Data records:
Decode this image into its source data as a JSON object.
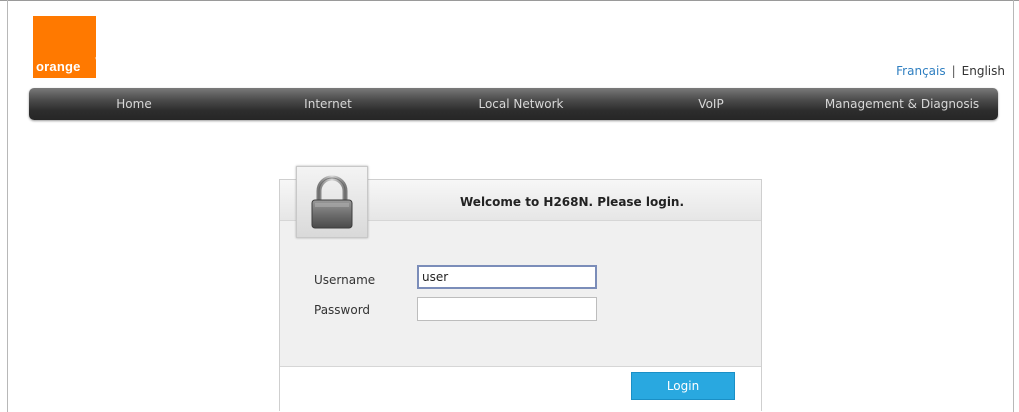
{
  "brand": {
    "logo_text": "orange",
    "tm": "™",
    "color": "#ff7900"
  },
  "language": {
    "french": "Français",
    "separator": "|",
    "english": "English"
  },
  "nav": {
    "items": [
      "Home",
      "Internet",
      "Local Network",
      "VoIP",
      "Management & Diagnosis"
    ]
  },
  "login": {
    "title": "Welcome to H268N. Please login.",
    "username_label": "Username",
    "username_value": "user",
    "password_label": "Password",
    "password_value": "",
    "button_label": "Login",
    "button_color": "#29a8e0"
  }
}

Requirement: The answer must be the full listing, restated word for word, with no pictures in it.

The completed task:
Decode this image into its source data as a JSON object.
{
  "brand": {
    "logo_text": "orange",
    "tm": "™",
    "color": "#ff7900"
  },
  "language": {
    "french": "Français",
    "separator": "|",
    "english": "English"
  },
  "nav": {
    "items": [
      "Home",
      "Internet",
      "Local Network",
      "VoIP",
      "Management & Diagnosis"
    ]
  },
  "login": {
    "title": "Welcome to H268N. Please login.",
    "username_label": "Username",
    "username_value": "user",
    "password_label": "Password",
    "password_value": "",
    "button_label": "Login",
    "button_color": "#29a8e0"
  }
}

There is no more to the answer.